## RECORDS FOR THE TASK
-*-*-

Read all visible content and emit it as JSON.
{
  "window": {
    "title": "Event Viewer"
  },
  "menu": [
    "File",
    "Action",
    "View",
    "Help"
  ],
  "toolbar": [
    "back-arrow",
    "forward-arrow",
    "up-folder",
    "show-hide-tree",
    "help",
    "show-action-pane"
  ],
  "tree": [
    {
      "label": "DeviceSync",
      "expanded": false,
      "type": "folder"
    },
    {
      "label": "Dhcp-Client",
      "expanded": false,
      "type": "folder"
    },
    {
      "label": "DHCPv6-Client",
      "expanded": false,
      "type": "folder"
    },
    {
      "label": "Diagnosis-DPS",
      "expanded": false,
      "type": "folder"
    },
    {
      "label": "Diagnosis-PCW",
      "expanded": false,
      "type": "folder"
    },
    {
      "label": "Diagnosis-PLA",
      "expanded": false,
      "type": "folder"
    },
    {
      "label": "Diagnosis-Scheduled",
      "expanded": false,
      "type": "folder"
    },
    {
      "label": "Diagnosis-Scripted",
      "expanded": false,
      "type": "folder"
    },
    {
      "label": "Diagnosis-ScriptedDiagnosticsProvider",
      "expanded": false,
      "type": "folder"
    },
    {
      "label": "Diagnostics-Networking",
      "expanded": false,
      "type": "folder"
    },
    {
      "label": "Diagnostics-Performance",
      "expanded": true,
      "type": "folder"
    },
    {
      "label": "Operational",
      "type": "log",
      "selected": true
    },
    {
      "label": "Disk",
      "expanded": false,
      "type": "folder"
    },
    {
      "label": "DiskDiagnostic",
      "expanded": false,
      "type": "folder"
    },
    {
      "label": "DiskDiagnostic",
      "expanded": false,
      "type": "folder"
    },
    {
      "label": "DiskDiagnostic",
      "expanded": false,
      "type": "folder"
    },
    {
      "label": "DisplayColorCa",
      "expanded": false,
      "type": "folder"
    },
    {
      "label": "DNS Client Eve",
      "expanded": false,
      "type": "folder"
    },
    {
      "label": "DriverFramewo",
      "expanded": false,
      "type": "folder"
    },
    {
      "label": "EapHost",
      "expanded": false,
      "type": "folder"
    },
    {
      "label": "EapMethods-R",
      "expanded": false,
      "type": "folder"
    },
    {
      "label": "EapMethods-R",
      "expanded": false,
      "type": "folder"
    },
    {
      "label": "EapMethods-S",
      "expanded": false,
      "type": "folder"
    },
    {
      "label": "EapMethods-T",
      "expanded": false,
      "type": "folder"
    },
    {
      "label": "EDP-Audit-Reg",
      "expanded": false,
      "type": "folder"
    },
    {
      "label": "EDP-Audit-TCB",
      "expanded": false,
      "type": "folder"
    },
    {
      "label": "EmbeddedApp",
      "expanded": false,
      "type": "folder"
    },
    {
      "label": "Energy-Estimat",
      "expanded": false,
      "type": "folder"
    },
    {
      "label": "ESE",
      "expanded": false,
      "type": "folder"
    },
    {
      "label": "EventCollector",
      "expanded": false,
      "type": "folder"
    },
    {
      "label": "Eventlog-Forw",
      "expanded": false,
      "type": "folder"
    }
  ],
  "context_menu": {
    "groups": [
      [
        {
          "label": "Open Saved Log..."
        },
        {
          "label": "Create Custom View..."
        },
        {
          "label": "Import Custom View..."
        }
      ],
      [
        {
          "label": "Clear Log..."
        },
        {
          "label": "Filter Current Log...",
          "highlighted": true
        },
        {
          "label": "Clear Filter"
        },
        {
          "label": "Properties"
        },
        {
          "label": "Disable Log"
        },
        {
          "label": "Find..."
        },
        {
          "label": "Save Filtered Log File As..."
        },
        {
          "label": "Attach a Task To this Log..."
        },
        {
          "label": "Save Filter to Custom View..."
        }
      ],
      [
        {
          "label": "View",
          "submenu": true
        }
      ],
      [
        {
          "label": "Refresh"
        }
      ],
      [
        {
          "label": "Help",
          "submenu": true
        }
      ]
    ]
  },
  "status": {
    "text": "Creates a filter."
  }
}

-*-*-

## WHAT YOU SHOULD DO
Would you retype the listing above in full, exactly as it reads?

## TASK ANSWER
Read all visible content and emit it as JSON.
{
  "window": {
    "title": "Event Viewer"
  },
  "menu": [
    "File",
    "Action",
    "View",
    "Help"
  ],
  "toolbar": [
    "back-arrow",
    "forward-arrow",
    "up-folder",
    "show-hide-tree",
    "help",
    "show-action-pane"
  ],
  "tree": [
    {
      "label": "DeviceSync",
      "expanded": false,
      "type": "folder"
    },
    {
      "label": "Dhcp-Client",
      "expanded": false,
      "type": "folder"
    },
    {
      "label": "DHCPv6-Client",
      "expanded": false,
      "type": "folder"
    },
    {
      "label": "Diagnosis-DPS",
      "expanded": false,
      "type": "folder"
    },
    {
      "label": "Diagnosis-PCW",
      "expanded": false,
      "type": "folder"
    },
    {
      "label": "Diagnosis-PLA",
      "expanded": false,
      "type": "folder"
    },
    {
      "label": "Diagnosis-Scheduled",
      "expanded": false,
      "type": "folder"
    },
    {
      "label": "Diagnosis-Scripted",
      "expanded": false,
      "type": "folder"
    },
    {
      "label": "Diagnosis-ScriptedDiagnosticsProvider",
      "expanded": false,
      "type": "folder"
    },
    {
      "label": "Diagnostics-Networking",
      "expanded": false,
      "type": "folder"
    },
    {
      "label": "Diagnostics-Performance",
      "expanded": true,
      "type": "folder"
    },
    {
      "label": "Operational",
      "type": "log",
      "selected": true
    },
    {
      "label": "Disk",
      "expanded": false,
      "type": "folder"
    },
    {
      "label": "DiskDiagnostic",
      "expanded": false,
      "type": "folder"
    },
    {
      "label": "DiskDiagnostic",
      "expanded": false,
      "type": "folder"
    },
    {
      "label": "DiskDiagnostic",
      "expanded": false,
      "type": "folder"
    },
    {
      "label": "DisplayColorCa",
      "expanded": false,
      "type": "folder"
    },
    {
      "label": "DNS Client Eve",
      "expanded": false,
      "type": "folder"
    },
    {
      "label": "DriverFramewo",
      "expanded": false,
      "type": "folder"
    },
    {
      "label": "EapHost",
      "expanded": false,
      "type": "folder"
    },
    {
      "label": "EapMethods-R",
      "expanded": false,
      "type": "folder"
    },
    {
      "label": "EapMethods-R",
      "expanded": false,
      "type": "folder"
    },
    {
      "label": "EapMethods-S",
      "expanded": false,
      "type": "folder"
    },
    {
      "label": "EapMethods-T",
      "expanded": false,
      "type": "folder"
    },
    {
      "label": "EDP-Audit-Reg",
      "expanded": false,
      "type": "folder"
    },
    {
      "label": "EDP-Audit-TCB",
      "expanded": false,
      "type": "folder"
    },
    {
      "label": "EmbeddedApp",
      "expanded": false,
      "type": "folder"
    },
    {
      "label": "Energy-Estimat",
      "expanded": false,
      "type": "folder"
    },
    {
      "label": "ESE",
      "expanded": false,
      "type": "folder"
    },
    {
      "label": "EventCollector",
      "expanded": false,
      "type": "folder"
    },
    {
      "label": "Eventlog-Forw",
      "expanded": false,
      "type": "folder"
    }
  ],
  "context_menu": {
    "groups": [
      [
        {
          "label": "Open Saved Log..."
        },
        {
          "label": "Create Custom View..."
        },
        {
          "label": "Import Custom View..."
        }
      ],
      [
        {
          "label": "Clear Log..."
        },
        {
          "label": "Filter Current Log...",
          "highlighted": true
        },
        {
          "label": "Clear Filter"
        },
        {
          "label": "Properties"
        },
        {
          "label": "Disable Log"
        },
        {
          "label": "Find..."
        },
        {
          "label": "Save Filtered Log File As..."
        },
        {
          "label": "Attach a Task To this Log..."
        },
        {
          "label": "Save Filter to Custom View..."
        }
      ],
      [
        {
          "label": "View",
          "submenu": true
        }
      ],
      [
        {
          "label": "Refresh"
        }
      ],
      [
        {
          "label": "Help",
          "submenu": true
        }
      ]
    ]
  },
  "status": {
    "text": "Creates a filter."
  }
}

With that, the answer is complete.